INSTRUCTIONS FOR THE TASK:
Please filter the data below down to the lines holding the string "weight".

Records from a dataset:
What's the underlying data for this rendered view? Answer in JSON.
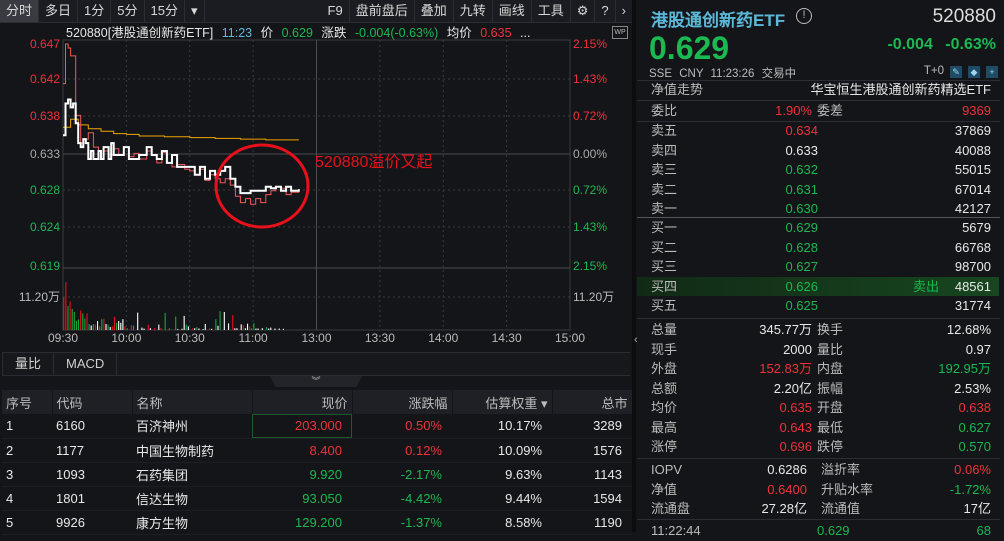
{
  "toolbar": {
    "tabs": [
      "分时",
      "多日",
      "1分",
      "5分",
      "15分"
    ],
    "more": "▾",
    "right": [
      "F9",
      "盘前盘后",
      "叠加",
      "九转",
      "画线",
      "工具"
    ],
    "active": 0
  },
  "chart_head": {
    "code_name": "520880[港股通创新药ETF]",
    "time": "11:23",
    "price_label": "价",
    "price": "0.629",
    "change_label": "涨跌",
    "change": "-0.004(-0.63%)",
    "avg_label": "均价",
    "avg": "0.635",
    "more": "...",
    "wp": "WP"
  },
  "colors": {
    "up": "#f0313a",
    "down": "#1cb851",
    "price_line": "#ffffff",
    "iopv_line": "#f05a5a",
    "avg_line": "#f0a500",
    "accent": "#5bb8d8"
  },
  "chart_data": {
    "type": "line",
    "ylim": [
      0.619,
      0.647
    ],
    "left_ticks": [
      "0.647",
      "0.642",
      "0.638",
      "0.633",
      "0.628",
      "0.624",
      "0.619"
    ],
    "right_ticks": [
      "2.15%",
      "1.43%",
      "0.72%",
      "0.00%",
      "0.72%",
      "1.43%",
      "2.15%"
    ],
    "volume_tick": "11.20万",
    "x_ticks": [
      "09:30",
      "10:00",
      "10:30",
      "11:00",
      "13:00",
      "13:30",
      "14:00",
      "14:30",
      "15:00"
    ],
    "x_unit": "minutes since 09:30 (0-240)",
    "series": [
      {
        "name": "价格",
        "points": [
          [
            0,
            0.6355
          ],
          [
            1,
            0.6395
          ],
          [
            2,
            0.64
          ],
          [
            3,
            0.639
          ],
          [
            4,
            0.6395
          ],
          [
            5,
            0.637
          ],
          [
            6,
            0.6345
          ],
          [
            7,
            0.634
          ],
          [
            8,
            0.635
          ],
          [
            9,
            0.6345
          ],
          [
            10,
            0.6325
          ],
          [
            11,
            0.6335
          ],
          [
            12,
            0.6325
          ],
          [
            14,
            0.6335
          ],
          [
            15,
            0.6325
          ],
          [
            16,
            0.634
          ],
          [
            18,
            0.6325
          ],
          [
            19,
            0.6345
          ],
          [
            20,
            0.633
          ],
          [
            22,
            0.633
          ],
          [
            24,
            0.634
          ],
          [
            26,
            0.6325
          ],
          [
            28,
            0.6325
          ],
          [
            30,
            0.633
          ],
          [
            33,
            0.634
          ],
          [
            35,
            0.633
          ],
          [
            37,
            0.6325
          ],
          [
            39,
            0.6335
          ],
          [
            41,
            0.632
          ],
          [
            43,
            0.633
          ],
          [
            45,
            0.6315
          ],
          [
            48,
            0.6315
          ],
          [
            50,
            0.6315
          ],
          [
            52,
            0.6305
          ],
          [
            54,
            0.6315
          ],
          [
            56,
            0.63
          ],
          [
            58,
            0.631
          ],
          [
            60,
            0.6305
          ],
          [
            62,
            0.631
          ],
          [
            64,
            0.6315
          ],
          [
            66,
            0.63
          ],
          [
            68,
            0.629
          ],
          [
            70,
            0.6282
          ],
          [
            72,
            0.6282
          ],
          [
            74,
            0.6285
          ],
          [
            78,
            0.6285
          ],
          [
            80,
            0.629
          ],
          [
            82,
            0.6288
          ],
          [
            84,
            0.629
          ],
          [
            86,
            0.6285
          ],
          [
            88,
            0.629
          ],
          [
            90,
            0.6285
          ],
          [
            93,
            0.6287
          ]
        ]
      },
      {
        "name": "IOPV",
        "points": [
          [
            0,
            0.642
          ],
          [
            1,
            0.647
          ],
          [
            2,
            0.6465
          ],
          [
            3,
            0.6455
          ],
          [
            5,
            0.638
          ],
          [
            7,
            0.6345
          ],
          [
            9,
            0.635
          ],
          [
            10,
            0.6358
          ],
          [
            12,
            0.634
          ],
          [
            14,
            0.6325
          ],
          [
            16,
            0.6335
          ],
          [
            18,
            0.633
          ],
          [
            20,
            0.6338
          ],
          [
            22,
            0.633
          ],
          [
            24,
            0.634
          ],
          [
            26,
            0.6328
          ],
          [
            28,
            0.6332
          ],
          [
            30,
            0.6325
          ],
          [
            33,
            0.6335
          ],
          [
            35,
            0.633
          ],
          [
            37,
            0.632
          ],
          [
            39,
            0.6333
          ],
          [
            41,
            0.632
          ],
          [
            43,
            0.6315
          ],
          [
            45,
            0.6318
          ],
          [
            48,
            0.6312
          ],
          [
            50,
            0.631
          ],
          [
            52,
            0.6305
          ],
          [
            54,
            0.6312
          ],
          [
            56,
            0.6298
          ],
          [
            58,
            0.6305
          ],
          [
            60,
            0.63
          ],
          [
            62,
            0.6295
          ],
          [
            64,
            0.63
          ],
          [
            66,
            0.6292
          ],
          [
            68,
            0.6278
          ],
          [
            70,
            0.627
          ],
          [
            72,
            0.6275
          ],
          [
            74,
            0.6268
          ],
          [
            76,
            0.6275
          ],
          [
            78,
            0.627
          ],
          [
            80,
            0.628
          ],
          [
            82,
            0.6285
          ],
          [
            84,
            0.629
          ],
          [
            86,
            0.6288
          ],
          [
            88,
            0.628
          ],
          [
            90,
            0.6283
          ],
          [
            93,
            0.6286
          ]
        ]
      },
      {
        "name": "均价",
        "points": [
          [
            0,
            0.6365
          ],
          [
            3,
            0.6375
          ],
          [
            6,
            0.6368
          ],
          [
            10,
            0.6363
          ],
          [
            15,
            0.636
          ],
          [
            20,
            0.6357
          ],
          [
            25,
            0.6356
          ],
          [
            30,
            0.6354
          ],
          [
            40,
            0.6353
          ],
          [
            50,
            0.6352
          ],
          [
            60,
            0.6351
          ],
          [
            70,
            0.635
          ],
          [
            80,
            0.6349
          ],
          [
            93,
            0.6349
          ]
        ]
      }
    ],
    "volume": [
      {
        "m": 0,
        "v": 11,
        "c": "up"
      },
      {
        "m": 1,
        "v": 16,
        "c": "up"
      },
      {
        "m": 2,
        "v": 8,
        "c": "down"
      },
      {
        "m": 3,
        "v": 9.5,
        "c": "up"
      },
      {
        "m": 4,
        "v": 7,
        "c": "down"
      },
      {
        "m": 5,
        "v": 6,
        "c": "down"
      },
      {
        "m": 6,
        "v": 3,
        "c": "down"
      },
      {
        "m": 7,
        "v": 3.5,
        "c": "down"
      },
      {
        "m": 8,
        "v": 6.5,
        "c": "up"
      },
      {
        "m": 9,
        "v": 5.5,
        "c": "down"
      },
      {
        "m": 10,
        "v": 3.8,
        "c": "down"
      },
      {
        "m": 11,
        "v": 5.5,
        "c": "up"
      },
      {
        "m": 12,
        "v": 2,
        "c": "down"
      },
      {
        "m": 13,
        "v": 1.5,
        "c": "flat"
      },
      {
        "m": 14,
        "v": 2,
        "c": "down"
      },
      {
        "m": 15,
        "v": 1.8,
        "c": "up"
      },
      {
        "m": 16,
        "v": 3,
        "c": "flat"
      },
      {
        "m": 17,
        "v": 1.2,
        "c": "down"
      },
      {
        "m": 18,
        "v": 3.6,
        "c": "down"
      },
      {
        "m": 19,
        "v": 3.8,
        "c": "up"
      },
      {
        "m": 20,
        "v": 2,
        "c": "flat"
      },
      {
        "m": 21,
        "v": 1.8,
        "c": "down"
      },
      {
        "m": 22,
        "v": 1,
        "c": "flat"
      },
      {
        "m": 23,
        "v": 1.2,
        "c": "up"
      },
      {
        "m": 24,
        "v": 4.4,
        "c": "up"
      },
      {
        "m": 25,
        "v": 2.4,
        "c": "down"
      },
      {
        "m": 26,
        "v": 3,
        "c": "flat"
      },
      {
        "m": 27,
        "v": 2.4,
        "c": "flat"
      },
      {
        "m": 28,
        "v": 3.6,
        "c": "flat"
      },
      {
        "m": 29,
        "v": 1.2,
        "c": "up"
      },
      {
        "m": 30,
        "v": 0.6,
        "c": "down"
      },
      {
        "m": 32,
        "v": 1.6,
        "c": "up"
      },
      {
        "m": 33,
        "v": 1.5,
        "c": "down"
      },
      {
        "m": 35,
        "v": 5.8,
        "c": "flat"
      },
      {
        "m": 37,
        "v": 0.8,
        "c": "flat"
      },
      {
        "m": 38,
        "v": 0.5,
        "c": "flat"
      },
      {
        "m": 40,
        "v": 1.8,
        "c": "up"
      },
      {
        "m": 41,
        "v": 0.6,
        "c": "flat"
      },
      {
        "m": 43,
        "v": 0.6,
        "c": "up"
      },
      {
        "m": 45,
        "v": 1.8,
        "c": "flat"
      },
      {
        "m": 46,
        "v": 0.7,
        "c": "up"
      },
      {
        "m": 48,
        "v": 5.7,
        "c": "down"
      },
      {
        "m": 50,
        "v": 0.6,
        "c": "down"
      },
      {
        "m": 53,
        "v": 4.5,
        "c": "down"
      },
      {
        "m": 54,
        "v": 0.3,
        "c": "flat"
      },
      {
        "m": 56,
        "v": 0.4,
        "c": "flat"
      },
      {
        "m": 57,
        "v": 4.7,
        "c": "flat"
      },
      {
        "m": 58,
        "v": 1.8,
        "c": "down"
      },
      {
        "m": 59,
        "v": 1.2,
        "c": "flat"
      },
      {
        "m": 61,
        "v": 0.5,
        "c": "up"
      },
      {
        "m": 62,
        "v": 0.6,
        "c": "flat"
      },
      {
        "m": 63,
        "v": 1,
        "c": "down"
      },
      {
        "m": 64,
        "v": 0.5,
        "c": "flat"
      },
      {
        "m": 66,
        "v": 0.3,
        "c": "flat"
      },
      {
        "m": 67,
        "v": 2,
        "c": "flat"
      },
      {
        "m": 69,
        "v": 0.5,
        "c": "up"
      },
      {
        "m": 70,
        "v": 0.4,
        "c": "flat"
      },
      {
        "m": 72,
        "v": 3.6,
        "c": "down"
      },
      {
        "m": 73,
        "v": 1.4,
        "c": "flat"
      },
      {
        "m": 74,
        "v": 6.3,
        "c": "down"
      },
      {
        "m": 76,
        "v": 6,
        "c": "flat"
      },
      {
        "m": 78,
        "v": 2.2,
        "c": "flat"
      },
      {
        "m": 80,
        "v": 5,
        "c": "up"
      },
      {
        "m": 81,
        "v": 0.6,
        "c": "flat"
      },
      {
        "m": 82,
        "v": 0.6,
        "c": "flat"
      },
      {
        "m": 84,
        "v": 1.9,
        "c": "flat"
      },
      {
        "m": 85,
        "v": 1.5,
        "c": "up"
      },
      {
        "m": 86,
        "v": 0.6,
        "c": "flat"
      },
      {
        "m": 87,
        "v": 2.1,
        "c": "flat"
      },
      {
        "m": 88,
        "v": 1.2,
        "c": "up"
      },
      {
        "m": 89,
        "v": 0.6,
        "c": "down"
      },
      {
        "m": 90,
        "v": 2.3,
        "c": "down"
      },
      {
        "m": 91,
        "v": 0.5,
        "c": "flat"
      },
      {
        "m": 92,
        "v": 0.5,
        "c": "flat"
      },
      {
        "m": 94,
        "v": 0.6,
        "c": "flat"
      },
      {
        "m": 96,
        "v": 1,
        "c": "down"
      },
      {
        "m": 97,
        "v": 0.5,
        "c": "flat"
      },
      {
        "m": 98,
        "v": 0.8,
        "c": "flat"
      },
      {
        "m": 100,
        "v": 0.5,
        "c": "flat"
      },
      {
        "m": 102,
        "v": 0.5,
        "c": "flat"
      },
      {
        "m": 104,
        "v": 0.4,
        "c": "flat"
      }
    ],
    "volume_max": 20,
    "annotation": "520880溢价又起"
  },
  "subtabs": [
    "量比",
    "MACD"
  ],
  "expander": "︾",
  "table": {
    "headers": [
      "序号",
      "代码",
      "名称",
      "现价",
      "涨跌幅",
      "估算权重 ▾",
      "总市"
    ],
    "rows": [
      {
        "no": "1",
        "code": "6160",
        "name": "百济神州",
        "price": "203.000",
        "chg": "0.50%",
        "weight": "10.17%",
        "cap": "3289",
        "dir": "red"
      },
      {
        "no": "2",
        "code": "1177",
        "name": "中国生物制药",
        "price": "8.400",
        "chg": "0.12%",
        "weight": "10.09%",
        "cap": "1576",
        "dir": "red"
      },
      {
        "no": "3",
        "code": "1093",
        "name": "石药集团",
        "price": "9.920",
        "chg": "-2.17%",
        "weight": "9.63%",
        "cap": "1143",
        "dir": "green"
      },
      {
        "no": "4",
        "code": "1801",
        "name": "信达生物",
        "price": "93.050",
        "chg": "-4.42%",
        "weight": "9.44%",
        "cap": "1594",
        "dir": "green"
      },
      {
        "no": "5",
        "code": "9926",
        "name": "康方生物",
        "price": "129.200",
        "chg": "-1.37%",
        "weight": "8.58%",
        "cap": "1190",
        "dir": "green"
      }
    ]
  },
  "quote": {
    "name": "港股通创新药ETF",
    "info": "!",
    "code": "520880",
    "price": "0.629",
    "change": "-0.004",
    "change_pct": "-0.63%",
    "exchange": "SSE",
    "currency": "CNY",
    "time": "11:23:26",
    "status": "交易中",
    "t0": "T+0",
    "nav_trend": "净值走势",
    "index_name": "华宝恒生港股通创新药精选ETF",
    "webi_label": "委比",
    "webi": "1.90%",
    "weicha_label": "委差",
    "weicha": "9369",
    "asks": [
      {
        "label": "卖五",
        "price": "0.634",
        "vol": "37869",
        "c": "red"
      },
      {
        "label": "卖四",
        "price": "0.633",
        "vol": "40088",
        "c": "white"
      },
      {
        "label": "卖三",
        "price": "0.632",
        "vol": "55015",
        "c": "green"
      },
      {
        "label": "卖二",
        "price": "0.631",
        "vol": "67014",
        "c": "green"
      },
      {
        "label": "卖一",
        "price": "0.630",
        "vol": "42127",
        "c": "green"
      }
    ],
    "bids": [
      {
        "label": "买一",
        "price": "0.629",
        "vol": "5679",
        "c": "green"
      },
      {
        "label": "买二",
        "price": "0.628",
        "vol": "66768",
        "c": "green"
      },
      {
        "label": "买三",
        "price": "0.627",
        "vol": "98700",
        "c": "green"
      },
      {
        "label": "买四",
        "price": "0.626",
        "vol": "48561",
        "c": "green",
        "tag": "卖出"
      },
      {
        "label": "买五",
        "price": "0.625",
        "vol": "31774",
        "c": "green"
      }
    ],
    "stats": [
      [
        "总量",
        "345.77万",
        "white",
        "换手",
        "12.68%",
        "white"
      ],
      [
        "现手",
        "2000",
        "white",
        "量比",
        "0.97",
        "white"
      ],
      [
        "外盘",
        "152.83万",
        "red",
        "内盘",
        "192.95万",
        "green"
      ],
      [
        "总额",
        "2.20亿",
        "white",
        "振幅",
        "2.53%",
        "white"
      ],
      [
        "均价",
        "0.635",
        "red",
        "开盘",
        "0.638",
        "red"
      ],
      [
        "最高",
        "0.643",
        "red",
        "最低",
        "0.627",
        "green"
      ],
      [
        "涨停",
        "0.696",
        "red",
        "跌停",
        "0.570",
        "green"
      ]
    ],
    "etf": [
      [
        "IOPV",
        "0.6286",
        "white",
        "溢折率",
        "0.06%",
        "red"
      ],
      [
        "净值",
        "0.6400",
        "red",
        "升贴水率",
        "-1.72%",
        "green"
      ],
      [
        "流通盘",
        "27.28亿",
        "white",
        "流通值",
        "17亿",
        "white"
      ]
    ],
    "tick": {
      "time": "11:22:44",
      "price": "0.629",
      "vol": "68"
    }
  }
}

RESPONSE AREA:
        "weight": "10.17%",
        "weight": "10.09%",
        "weight": "9.63%",
        "weight": "9.44%",
        "weight": "8.58%",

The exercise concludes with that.